+++ DATA EXTRACT +++

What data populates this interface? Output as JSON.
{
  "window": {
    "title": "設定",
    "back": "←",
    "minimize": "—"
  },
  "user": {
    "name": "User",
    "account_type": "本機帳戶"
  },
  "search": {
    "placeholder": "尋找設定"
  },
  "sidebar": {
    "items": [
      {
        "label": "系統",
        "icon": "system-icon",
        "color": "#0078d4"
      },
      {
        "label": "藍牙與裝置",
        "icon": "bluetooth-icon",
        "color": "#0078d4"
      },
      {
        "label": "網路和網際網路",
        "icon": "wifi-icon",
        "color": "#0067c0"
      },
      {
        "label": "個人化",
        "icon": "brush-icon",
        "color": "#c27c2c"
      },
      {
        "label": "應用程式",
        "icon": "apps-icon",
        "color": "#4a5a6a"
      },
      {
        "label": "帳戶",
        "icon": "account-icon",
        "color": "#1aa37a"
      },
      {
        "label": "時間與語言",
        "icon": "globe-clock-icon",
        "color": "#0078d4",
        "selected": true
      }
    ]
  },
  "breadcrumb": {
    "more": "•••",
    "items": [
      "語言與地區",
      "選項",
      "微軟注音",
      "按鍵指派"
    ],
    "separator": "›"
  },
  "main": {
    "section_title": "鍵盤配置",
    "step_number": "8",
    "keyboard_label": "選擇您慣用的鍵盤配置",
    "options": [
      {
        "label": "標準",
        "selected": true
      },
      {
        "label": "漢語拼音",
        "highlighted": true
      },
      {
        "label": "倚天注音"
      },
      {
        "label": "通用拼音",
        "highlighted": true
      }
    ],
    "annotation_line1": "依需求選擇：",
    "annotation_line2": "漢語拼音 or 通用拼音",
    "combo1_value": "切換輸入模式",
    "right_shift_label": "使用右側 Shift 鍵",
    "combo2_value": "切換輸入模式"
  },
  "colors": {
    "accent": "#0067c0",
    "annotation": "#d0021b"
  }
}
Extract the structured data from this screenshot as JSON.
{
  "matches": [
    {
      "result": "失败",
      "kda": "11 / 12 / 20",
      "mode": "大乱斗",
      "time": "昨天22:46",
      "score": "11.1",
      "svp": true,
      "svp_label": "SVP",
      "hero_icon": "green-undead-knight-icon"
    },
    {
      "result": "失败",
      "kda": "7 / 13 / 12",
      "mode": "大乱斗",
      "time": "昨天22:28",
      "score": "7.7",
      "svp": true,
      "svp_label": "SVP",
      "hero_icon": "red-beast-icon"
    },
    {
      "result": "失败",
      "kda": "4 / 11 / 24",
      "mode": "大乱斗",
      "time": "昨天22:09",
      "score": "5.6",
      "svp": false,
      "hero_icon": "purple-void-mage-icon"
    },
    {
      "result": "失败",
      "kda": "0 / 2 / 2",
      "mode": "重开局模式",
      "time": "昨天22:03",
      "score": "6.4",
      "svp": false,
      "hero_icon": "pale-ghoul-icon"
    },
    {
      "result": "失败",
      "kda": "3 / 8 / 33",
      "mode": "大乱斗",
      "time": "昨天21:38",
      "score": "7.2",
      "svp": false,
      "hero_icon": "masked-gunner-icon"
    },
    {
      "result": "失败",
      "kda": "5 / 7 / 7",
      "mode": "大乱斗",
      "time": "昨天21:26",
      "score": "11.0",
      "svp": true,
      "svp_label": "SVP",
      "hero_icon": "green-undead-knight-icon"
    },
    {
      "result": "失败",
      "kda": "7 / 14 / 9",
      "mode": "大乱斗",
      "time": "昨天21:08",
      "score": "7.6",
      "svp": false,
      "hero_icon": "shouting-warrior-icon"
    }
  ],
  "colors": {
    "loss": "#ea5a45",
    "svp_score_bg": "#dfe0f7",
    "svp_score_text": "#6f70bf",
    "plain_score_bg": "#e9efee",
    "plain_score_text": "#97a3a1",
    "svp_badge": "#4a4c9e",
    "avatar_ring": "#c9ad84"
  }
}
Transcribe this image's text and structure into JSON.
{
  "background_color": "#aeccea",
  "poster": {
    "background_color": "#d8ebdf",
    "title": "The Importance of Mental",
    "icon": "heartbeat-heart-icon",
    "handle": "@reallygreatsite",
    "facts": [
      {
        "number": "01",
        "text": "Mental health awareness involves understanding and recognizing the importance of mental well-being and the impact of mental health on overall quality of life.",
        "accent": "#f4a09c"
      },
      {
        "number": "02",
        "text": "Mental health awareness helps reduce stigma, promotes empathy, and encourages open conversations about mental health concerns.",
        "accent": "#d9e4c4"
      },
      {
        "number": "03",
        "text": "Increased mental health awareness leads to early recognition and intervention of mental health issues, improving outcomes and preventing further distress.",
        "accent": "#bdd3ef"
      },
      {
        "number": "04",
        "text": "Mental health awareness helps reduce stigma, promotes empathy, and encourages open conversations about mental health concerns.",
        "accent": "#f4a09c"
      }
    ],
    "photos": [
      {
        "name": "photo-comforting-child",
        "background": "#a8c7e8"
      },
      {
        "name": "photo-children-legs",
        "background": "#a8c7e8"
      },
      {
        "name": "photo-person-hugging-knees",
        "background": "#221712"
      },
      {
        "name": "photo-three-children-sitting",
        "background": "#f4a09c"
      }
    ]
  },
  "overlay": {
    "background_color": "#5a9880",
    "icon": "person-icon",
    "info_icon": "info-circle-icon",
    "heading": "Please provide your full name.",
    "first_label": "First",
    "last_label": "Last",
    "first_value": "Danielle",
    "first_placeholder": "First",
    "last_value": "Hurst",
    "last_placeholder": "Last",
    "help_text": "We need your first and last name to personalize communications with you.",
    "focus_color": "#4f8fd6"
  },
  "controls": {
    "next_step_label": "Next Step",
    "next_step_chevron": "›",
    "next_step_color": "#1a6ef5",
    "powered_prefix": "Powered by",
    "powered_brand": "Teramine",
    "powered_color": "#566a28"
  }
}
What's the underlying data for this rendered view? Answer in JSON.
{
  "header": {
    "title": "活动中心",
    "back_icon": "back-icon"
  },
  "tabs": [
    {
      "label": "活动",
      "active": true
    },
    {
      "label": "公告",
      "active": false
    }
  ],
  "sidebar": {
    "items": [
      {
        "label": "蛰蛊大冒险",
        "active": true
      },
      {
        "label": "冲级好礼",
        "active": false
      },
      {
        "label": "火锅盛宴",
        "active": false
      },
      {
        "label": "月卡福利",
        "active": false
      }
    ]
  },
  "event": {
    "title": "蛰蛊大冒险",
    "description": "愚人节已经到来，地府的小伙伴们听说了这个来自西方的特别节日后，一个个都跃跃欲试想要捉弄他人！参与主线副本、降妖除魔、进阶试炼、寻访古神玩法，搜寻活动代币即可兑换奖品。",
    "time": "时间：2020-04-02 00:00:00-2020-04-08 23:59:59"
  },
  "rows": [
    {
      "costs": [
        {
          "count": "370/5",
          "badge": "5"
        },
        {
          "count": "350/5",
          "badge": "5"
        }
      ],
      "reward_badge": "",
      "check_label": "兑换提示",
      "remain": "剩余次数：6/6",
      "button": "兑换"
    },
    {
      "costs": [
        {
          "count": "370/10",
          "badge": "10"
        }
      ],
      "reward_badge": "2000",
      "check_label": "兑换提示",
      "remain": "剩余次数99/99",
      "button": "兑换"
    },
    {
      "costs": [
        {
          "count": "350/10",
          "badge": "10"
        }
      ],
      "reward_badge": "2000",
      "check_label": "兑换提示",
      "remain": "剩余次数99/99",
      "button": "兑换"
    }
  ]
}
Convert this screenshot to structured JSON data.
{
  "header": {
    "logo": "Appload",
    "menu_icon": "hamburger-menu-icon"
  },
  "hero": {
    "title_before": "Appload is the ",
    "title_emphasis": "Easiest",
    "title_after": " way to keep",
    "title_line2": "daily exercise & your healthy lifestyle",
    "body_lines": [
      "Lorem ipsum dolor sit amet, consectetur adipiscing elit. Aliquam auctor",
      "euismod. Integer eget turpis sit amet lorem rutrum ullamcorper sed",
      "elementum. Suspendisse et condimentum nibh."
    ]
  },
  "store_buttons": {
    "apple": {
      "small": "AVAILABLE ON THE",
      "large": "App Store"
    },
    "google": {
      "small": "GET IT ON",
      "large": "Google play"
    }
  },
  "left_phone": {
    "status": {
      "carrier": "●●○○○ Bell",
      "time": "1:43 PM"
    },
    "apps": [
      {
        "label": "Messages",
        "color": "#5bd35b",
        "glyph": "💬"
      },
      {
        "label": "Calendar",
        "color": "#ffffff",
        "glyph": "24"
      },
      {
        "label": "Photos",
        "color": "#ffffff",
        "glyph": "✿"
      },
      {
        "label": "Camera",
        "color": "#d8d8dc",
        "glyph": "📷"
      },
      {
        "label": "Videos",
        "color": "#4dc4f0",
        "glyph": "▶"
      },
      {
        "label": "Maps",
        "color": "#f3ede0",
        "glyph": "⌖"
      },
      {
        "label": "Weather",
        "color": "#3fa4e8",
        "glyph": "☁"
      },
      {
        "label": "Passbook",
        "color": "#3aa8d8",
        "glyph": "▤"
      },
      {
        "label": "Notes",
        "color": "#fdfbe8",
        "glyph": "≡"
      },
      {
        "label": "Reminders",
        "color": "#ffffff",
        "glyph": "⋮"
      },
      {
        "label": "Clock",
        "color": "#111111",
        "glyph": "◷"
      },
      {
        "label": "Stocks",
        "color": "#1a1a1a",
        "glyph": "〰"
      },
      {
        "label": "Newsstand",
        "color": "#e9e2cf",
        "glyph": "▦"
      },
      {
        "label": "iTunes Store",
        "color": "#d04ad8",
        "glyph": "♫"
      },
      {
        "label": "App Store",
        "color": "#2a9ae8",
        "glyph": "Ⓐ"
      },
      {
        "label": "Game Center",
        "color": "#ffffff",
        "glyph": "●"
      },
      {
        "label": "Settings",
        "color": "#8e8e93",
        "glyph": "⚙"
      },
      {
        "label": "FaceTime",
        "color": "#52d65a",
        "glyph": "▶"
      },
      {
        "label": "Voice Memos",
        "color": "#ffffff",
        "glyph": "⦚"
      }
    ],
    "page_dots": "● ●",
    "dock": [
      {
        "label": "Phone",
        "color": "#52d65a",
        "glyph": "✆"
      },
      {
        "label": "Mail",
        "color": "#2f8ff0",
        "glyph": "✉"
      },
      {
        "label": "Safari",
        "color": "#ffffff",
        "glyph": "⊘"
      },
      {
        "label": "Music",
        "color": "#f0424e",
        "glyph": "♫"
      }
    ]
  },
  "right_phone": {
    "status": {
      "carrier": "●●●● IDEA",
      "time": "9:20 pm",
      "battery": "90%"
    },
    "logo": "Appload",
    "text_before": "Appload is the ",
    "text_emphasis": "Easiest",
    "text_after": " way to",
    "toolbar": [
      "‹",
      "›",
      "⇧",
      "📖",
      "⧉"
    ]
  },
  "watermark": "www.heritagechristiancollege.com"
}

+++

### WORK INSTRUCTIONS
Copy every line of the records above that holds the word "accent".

### TASK RESULT
    "accent": "#0067c0",
        "accent": "#f4a09c"
        "accent": "#d9e4c4"
        "accent": "#bdd3ef"
        "accent": "#f4a09c"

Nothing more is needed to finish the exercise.